STORED DATA:
=-=-=

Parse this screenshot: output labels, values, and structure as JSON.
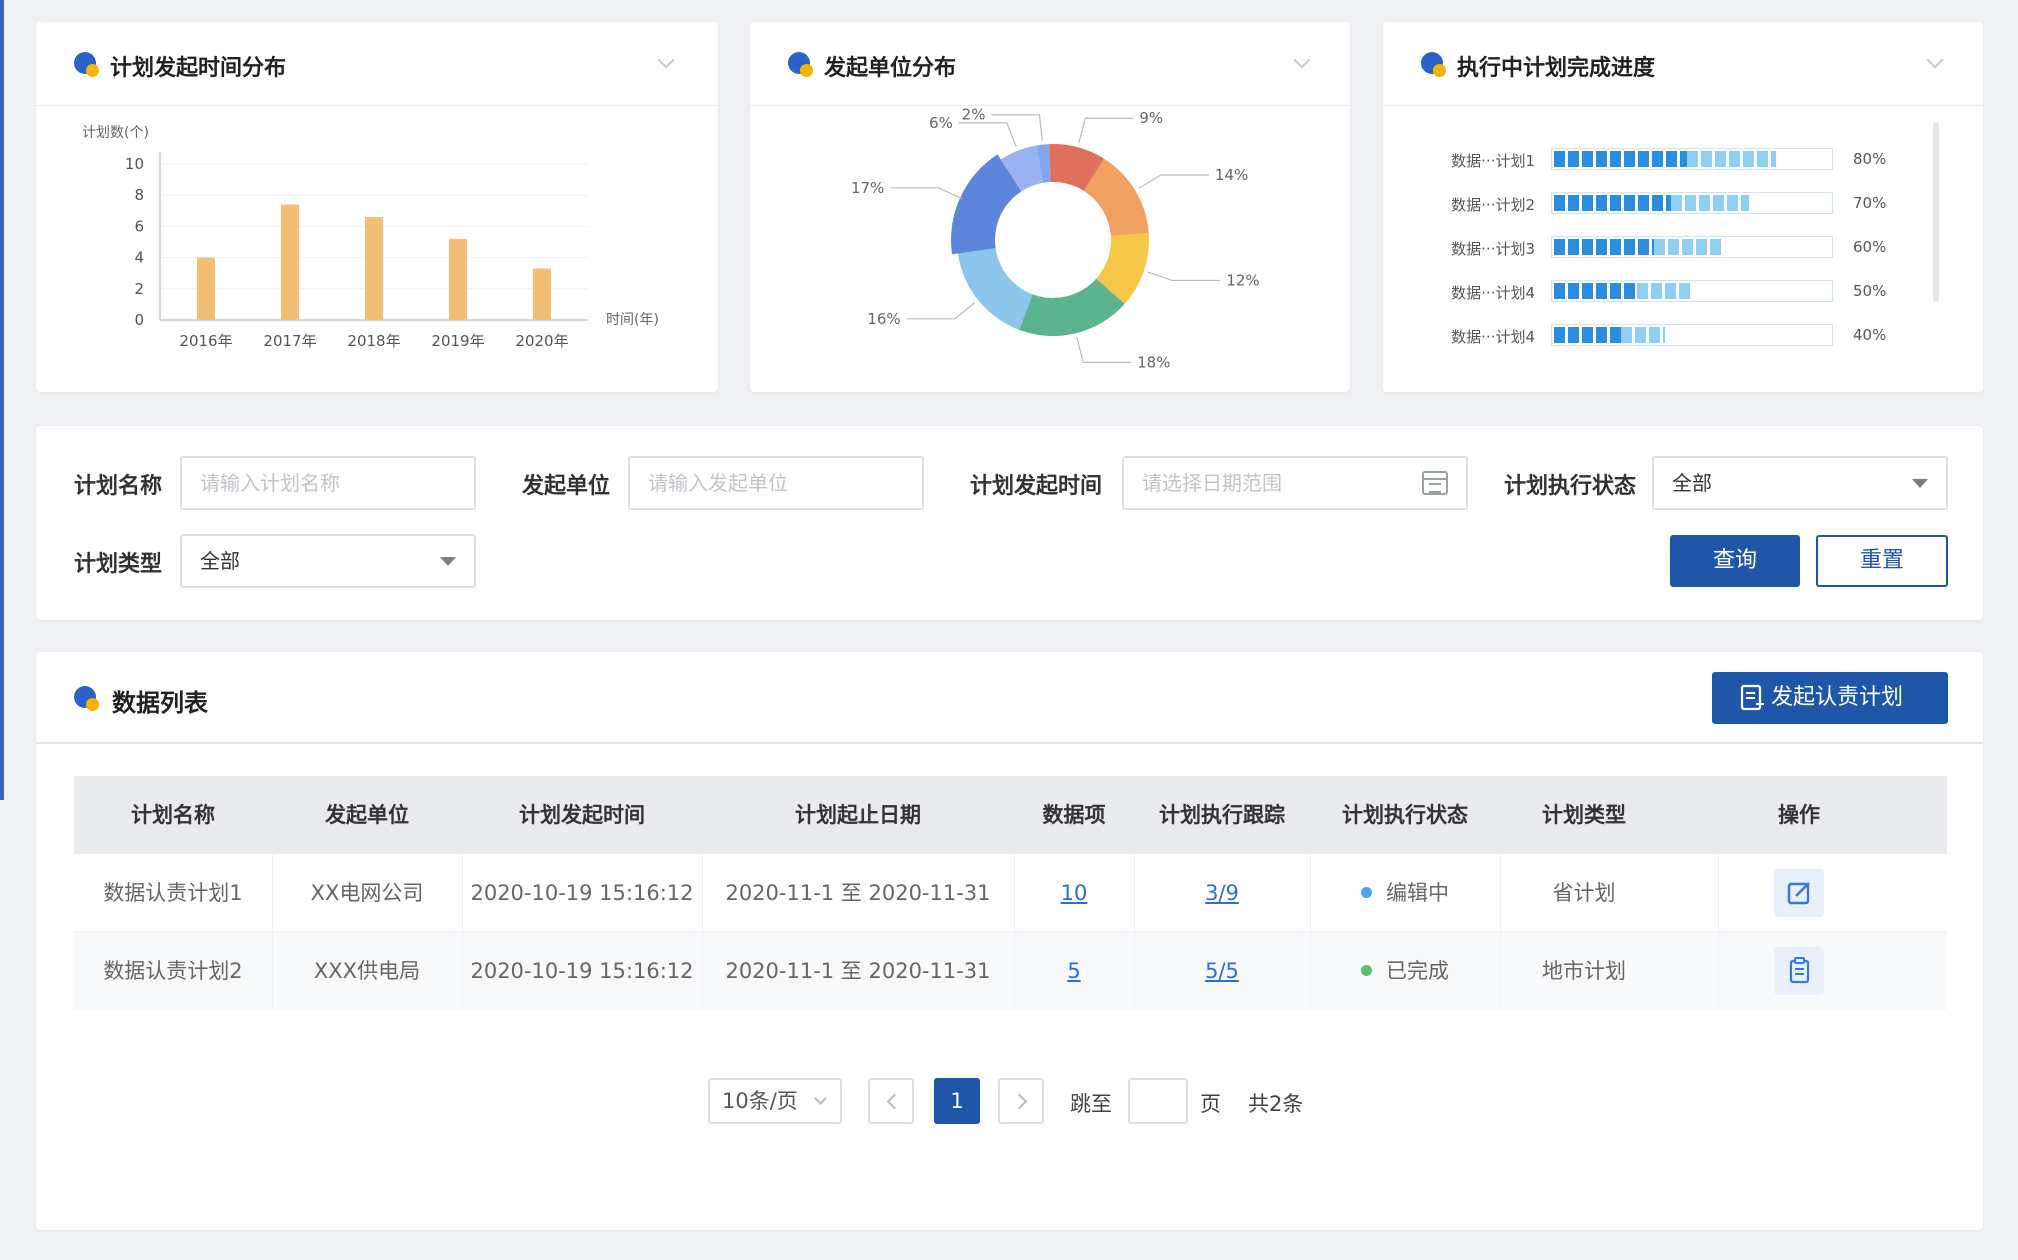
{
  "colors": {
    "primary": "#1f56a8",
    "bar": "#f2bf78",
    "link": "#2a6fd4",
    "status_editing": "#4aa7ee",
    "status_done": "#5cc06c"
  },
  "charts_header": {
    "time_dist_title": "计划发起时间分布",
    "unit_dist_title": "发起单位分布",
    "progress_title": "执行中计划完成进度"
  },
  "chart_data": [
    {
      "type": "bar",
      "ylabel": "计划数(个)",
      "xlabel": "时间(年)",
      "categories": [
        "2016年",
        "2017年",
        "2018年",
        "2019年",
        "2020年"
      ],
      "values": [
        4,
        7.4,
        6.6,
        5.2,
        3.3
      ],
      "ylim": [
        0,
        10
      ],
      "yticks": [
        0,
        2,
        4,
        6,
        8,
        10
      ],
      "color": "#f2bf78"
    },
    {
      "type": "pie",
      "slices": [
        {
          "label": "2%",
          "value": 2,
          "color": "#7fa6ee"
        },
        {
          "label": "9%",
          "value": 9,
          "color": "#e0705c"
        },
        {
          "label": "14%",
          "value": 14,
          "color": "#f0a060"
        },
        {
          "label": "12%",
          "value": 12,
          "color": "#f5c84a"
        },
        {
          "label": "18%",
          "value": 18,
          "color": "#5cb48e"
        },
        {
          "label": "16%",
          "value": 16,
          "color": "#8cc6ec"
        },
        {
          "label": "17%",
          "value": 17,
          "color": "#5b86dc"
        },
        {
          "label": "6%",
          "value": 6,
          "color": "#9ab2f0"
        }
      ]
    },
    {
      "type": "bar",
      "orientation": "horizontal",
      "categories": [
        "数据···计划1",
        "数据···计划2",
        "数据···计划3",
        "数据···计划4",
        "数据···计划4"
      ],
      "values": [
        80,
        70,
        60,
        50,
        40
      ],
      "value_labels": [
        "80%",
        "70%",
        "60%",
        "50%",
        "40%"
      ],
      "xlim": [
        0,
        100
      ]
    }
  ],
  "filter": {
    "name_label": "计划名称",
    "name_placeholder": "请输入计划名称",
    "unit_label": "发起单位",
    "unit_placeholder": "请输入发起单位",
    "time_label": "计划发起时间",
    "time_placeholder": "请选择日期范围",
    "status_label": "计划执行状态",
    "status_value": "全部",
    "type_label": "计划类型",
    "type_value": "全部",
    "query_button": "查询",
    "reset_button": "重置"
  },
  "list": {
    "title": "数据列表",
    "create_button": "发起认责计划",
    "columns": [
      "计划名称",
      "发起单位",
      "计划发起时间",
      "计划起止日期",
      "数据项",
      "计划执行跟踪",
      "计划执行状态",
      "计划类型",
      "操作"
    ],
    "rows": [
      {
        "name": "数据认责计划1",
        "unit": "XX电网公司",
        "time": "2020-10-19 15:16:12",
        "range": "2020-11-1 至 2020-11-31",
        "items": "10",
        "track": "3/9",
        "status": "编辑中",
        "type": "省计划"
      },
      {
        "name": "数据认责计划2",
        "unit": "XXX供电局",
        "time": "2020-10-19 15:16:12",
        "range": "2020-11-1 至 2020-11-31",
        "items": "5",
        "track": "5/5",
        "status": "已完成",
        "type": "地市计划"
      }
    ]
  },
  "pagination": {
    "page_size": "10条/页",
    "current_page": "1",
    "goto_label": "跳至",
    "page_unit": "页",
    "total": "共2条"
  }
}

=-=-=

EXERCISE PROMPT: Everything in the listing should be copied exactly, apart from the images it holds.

EXPECTED ANSWER:
Parse this screenshot: output labels, values, and structure as JSON.
{
  "colors": {
    "primary": "#1f56a8",
    "bar": "#f2bf78",
    "link": "#2a6fd4",
    "status_editing": "#4aa7ee",
    "status_done": "#5cc06c"
  },
  "charts_header": {
    "time_dist_title": "计划发起时间分布",
    "unit_dist_title": "发起单位分布",
    "progress_title": "执行中计划完成进度"
  },
  "chart_data": [
    {
      "type": "bar",
      "ylabel": "计划数(个)",
      "xlabel": "时间(年)",
      "categories": [
        "2016年",
        "2017年",
        "2018年",
        "2019年",
        "2020年"
      ],
      "values": [
        4,
        7.4,
        6.6,
        5.2,
        3.3
      ],
      "ylim": [
        0,
        10
      ],
      "yticks": [
        0,
        2,
        4,
        6,
        8,
        10
      ],
      "color": "#f2bf78"
    },
    {
      "type": "pie",
      "slices": [
        {
          "label": "2%",
          "value": 2,
          "color": "#7fa6ee"
        },
        {
          "label": "9%",
          "value": 9,
          "color": "#e0705c"
        },
        {
          "label": "14%",
          "value": 14,
          "color": "#f0a060"
        },
        {
          "label": "12%",
          "value": 12,
          "color": "#f5c84a"
        },
        {
          "label": "18%",
          "value": 18,
          "color": "#5cb48e"
        },
        {
          "label": "16%",
          "value": 16,
          "color": "#8cc6ec"
        },
        {
          "label": "17%",
          "value": 17,
          "color": "#5b86dc"
        },
        {
          "label": "6%",
          "value": 6,
          "color": "#9ab2f0"
        }
      ]
    },
    {
      "type": "bar",
      "orientation": "horizontal",
      "categories": [
        "数据···计划1",
        "数据···计划2",
        "数据···计划3",
        "数据···计划4",
        "数据···计划4"
      ],
      "values": [
        80,
        70,
        60,
        50,
        40
      ],
      "value_labels": [
        "80%",
        "70%",
        "60%",
        "50%",
        "40%"
      ],
      "xlim": [
        0,
        100
      ]
    }
  ],
  "filter": {
    "name_label": "计划名称",
    "name_placeholder": "请输入计划名称",
    "unit_label": "发起单位",
    "unit_placeholder": "请输入发起单位",
    "time_label": "计划发起时间",
    "time_placeholder": "请选择日期范围",
    "status_label": "计划执行状态",
    "status_value": "全部",
    "type_label": "计划类型",
    "type_value": "全部",
    "query_button": "查询",
    "reset_button": "重置"
  },
  "list": {
    "title": "数据列表",
    "create_button": "发起认责计划",
    "columns": [
      "计划名称",
      "发起单位",
      "计划发起时间",
      "计划起止日期",
      "数据项",
      "计划执行跟踪",
      "计划执行状态",
      "计划类型",
      "操作"
    ],
    "rows": [
      {
        "name": "数据认责计划1",
        "unit": "XX电网公司",
        "time": "2020-10-19 15:16:12",
        "range": "2020-11-1 至 2020-11-31",
        "items": "10",
        "track": "3/9",
        "status": "编辑中",
        "type": "省计划"
      },
      {
        "name": "数据认责计划2",
        "unit": "XXX供电局",
        "time": "2020-10-19 15:16:12",
        "range": "2020-11-1 至 2020-11-31",
        "items": "5",
        "track": "5/5",
        "status": "已完成",
        "type": "地市计划"
      }
    ]
  },
  "pagination": {
    "page_size": "10条/页",
    "current_page": "1",
    "goto_label": "跳至",
    "page_unit": "页",
    "total": "共2条"
  }
}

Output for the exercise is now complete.